** Opening SUPPLIED DATA block **

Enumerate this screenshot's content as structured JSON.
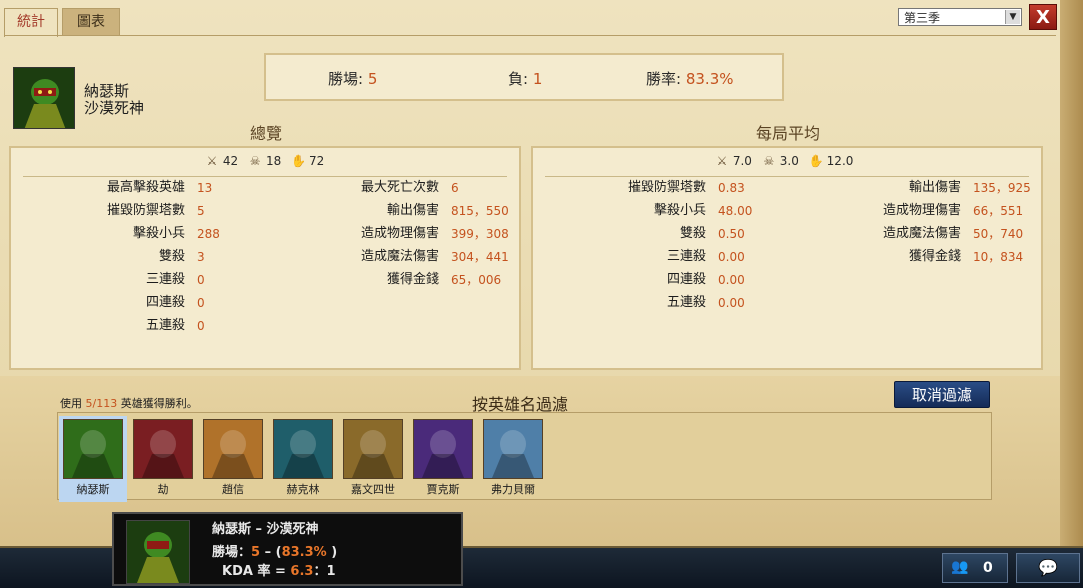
{
  "tabs": [
    {
      "label": "統計"
    },
    {
      "label": "圖表"
    }
  ],
  "season": {
    "selected": "第三季"
  },
  "close_glyph": "X",
  "champion": {
    "name": "納瑟斯",
    "title": "沙漠死神"
  },
  "summary": {
    "wins_label": "勝場:",
    "wins": "5",
    "losses_label": "負:",
    "losses": "1",
    "winrate_label": "勝率:",
    "winrate": "83.3%"
  },
  "overview": {
    "title": "總覽",
    "kda": {
      "kills": "42",
      "deaths": "18",
      "assists": "72"
    },
    "left_rows": [
      {
        "label": "最高擊殺英雄",
        "value": "13"
      },
      {
        "label": "摧毀防禦塔數",
        "value": "5"
      },
      {
        "label": "擊殺小兵",
        "value": "288"
      },
      {
        "label": "雙殺",
        "value": "3"
      },
      {
        "label": "三連殺",
        "value": "0"
      },
      {
        "label": "四連殺",
        "value": "0"
      },
      {
        "label": "五連殺",
        "value": "0"
      }
    ],
    "right_rows": [
      {
        "label": "最大死亡次數",
        "value": "6"
      },
      {
        "label": "輸出傷害",
        "value": "815，550"
      },
      {
        "label": "造成物理傷害",
        "value": "399，308"
      },
      {
        "label": "造成魔法傷害",
        "value": "304，441"
      },
      {
        "label": "獲得金錢",
        "value": "65，006"
      }
    ]
  },
  "average": {
    "title": "每局平均",
    "kda": {
      "kills": "7.0",
      "deaths": "3.0",
      "assists": "12.0"
    },
    "left_rows": [
      {
        "label": "摧毀防禦塔數",
        "value": "0.83"
      },
      {
        "label": "擊殺小兵",
        "value": "48.00"
      },
      {
        "label": "雙殺",
        "value": "0.50"
      },
      {
        "label": "三連殺",
        "value": "0.00"
      },
      {
        "label": "四連殺",
        "value": "0.00"
      },
      {
        "label": "五連殺",
        "value": "0.00"
      }
    ],
    "right_rows": [
      {
        "label": "輸出傷害",
        "value": "135，925"
      },
      {
        "label": "造成物理傷害",
        "value": "66，551"
      },
      {
        "label": "造成魔法傷害",
        "value": "50，740"
      },
      {
        "label": "獲得金錢",
        "value": "10，834"
      }
    ]
  },
  "filter": {
    "caption_prefix": "使用",
    "caption_count": "5/113",
    "caption_suffix": "英雄獲得勝利。",
    "title": "按英雄名過濾",
    "clear_label": "取消過濾",
    "champions": [
      {
        "name": "納瑟斯",
        "selected": true,
        "color": "#2f6d1a"
      },
      {
        "name": "劫",
        "selected": false,
        "color": "#7a1e22"
      },
      {
        "name": "趙信",
        "selected": false,
        "color": "#b0722a"
      },
      {
        "name": "赫克林",
        "selected": false,
        "color": "#1f5e6a"
      },
      {
        "name": "嘉文四世",
        "selected": false,
        "color": "#8a6a2a"
      },
      {
        "name": "賈克斯",
        "selected": false,
        "color": "#4a2a7a"
      },
      {
        "name": "弗力貝爾",
        "selected": false,
        "color": "#4f7fa8"
      }
    ]
  },
  "tooltip": {
    "title": "納瑟斯 – 沙漠死神",
    "wins_label": "勝場：",
    "wins": "5",
    "sep": " – (",
    "winrate": "83.3%",
    "close": " )",
    "kda_label": "KDA 率 = ",
    "kda_value": "6.3",
    "kda_suffix": "：1"
  },
  "footer": {
    "friends_count": "0"
  }
}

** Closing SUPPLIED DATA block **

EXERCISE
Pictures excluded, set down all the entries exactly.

PROBLEM SOLUTION
Enumerate this screenshot's content as structured JSON.
{
  "tabs": [
    {
      "label": "統計"
    },
    {
      "label": "圖表"
    }
  ],
  "season": {
    "selected": "第三季"
  },
  "close_glyph": "X",
  "champion": {
    "name": "納瑟斯",
    "title": "沙漠死神"
  },
  "summary": {
    "wins_label": "勝場:",
    "wins": "5",
    "losses_label": "負:",
    "losses": "1",
    "winrate_label": "勝率:",
    "winrate": "83.3%"
  },
  "overview": {
    "title": "總覽",
    "kda": {
      "kills": "42",
      "deaths": "18",
      "assists": "72"
    },
    "left_rows": [
      {
        "label": "最高擊殺英雄",
        "value": "13"
      },
      {
        "label": "摧毀防禦塔數",
        "value": "5"
      },
      {
        "label": "擊殺小兵",
        "value": "288"
      },
      {
        "label": "雙殺",
        "value": "3"
      },
      {
        "label": "三連殺",
        "value": "0"
      },
      {
        "label": "四連殺",
        "value": "0"
      },
      {
        "label": "五連殺",
        "value": "0"
      }
    ],
    "right_rows": [
      {
        "label": "最大死亡次數",
        "value": "6"
      },
      {
        "label": "輸出傷害",
        "value": "815，550"
      },
      {
        "label": "造成物理傷害",
        "value": "399，308"
      },
      {
        "label": "造成魔法傷害",
        "value": "304，441"
      },
      {
        "label": "獲得金錢",
        "value": "65，006"
      }
    ]
  },
  "average": {
    "title": "每局平均",
    "kda": {
      "kills": "7.0",
      "deaths": "3.0",
      "assists": "12.0"
    },
    "left_rows": [
      {
        "label": "摧毀防禦塔數",
        "value": "0.83"
      },
      {
        "label": "擊殺小兵",
        "value": "48.00"
      },
      {
        "label": "雙殺",
        "value": "0.50"
      },
      {
        "label": "三連殺",
        "value": "0.00"
      },
      {
        "label": "四連殺",
        "value": "0.00"
      },
      {
        "label": "五連殺",
        "value": "0.00"
      }
    ],
    "right_rows": [
      {
        "label": "輸出傷害",
        "value": "135，925"
      },
      {
        "label": "造成物理傷害",
        "value": "66，551"
      },
      {
        "label": "造成魔法傷害",
        "value": "50，740"
      },
      {
        "label": "獲得金錢",
        "value": "10，834"
      }
    ]
  },
  "filter": {
    "caption_prefix": "使用",
    "caption_count": "5/113",
    "caption_suffix": "英雄獲得勝利。",
    "title": "按英雄名過濾",
    "clear_label": "取消過濾",
    "champions": [
      {
        "name": "納瑟斯",
        "selected": true,
        "color": "#2f6d1a"
      },
      {
        "name": "劫",
        "selected": false,
        "color": "#7a1e22"
      },
      {
        "name": "趙信",
        "selected": false,
        "color": "#b0722a"
      },
      {
        "name": "赫克林",
        "selected": false,
        "color": "#1f5e6a"
      },
      {
        "name": "嘉文四世",
        "selected": false,
        "color": "#8a6a2a"
      },
      {
        "name": "賈克斯",
        "selected": false,
        "color": "#4a2a7a"
      },
      {
        "name": "弗力貝爾",
        "selected": false,
        "color": "#4f7fa8"
      }
    ]
  },
  "tooltip": {
    "title": "納瑟斯 – 沙漠死神",
    "wins_label": "勝場：",
    "wins": "5",
    "sep": " – (",
    "winrate": "83.3%",
    "close": " )",
    "kda_label": "KDA 率 = ",
    "kda_value": "6.3",
    "kda_suffix": "：1"
  },
  "footer": {
    "friends_count": "0"
  }
}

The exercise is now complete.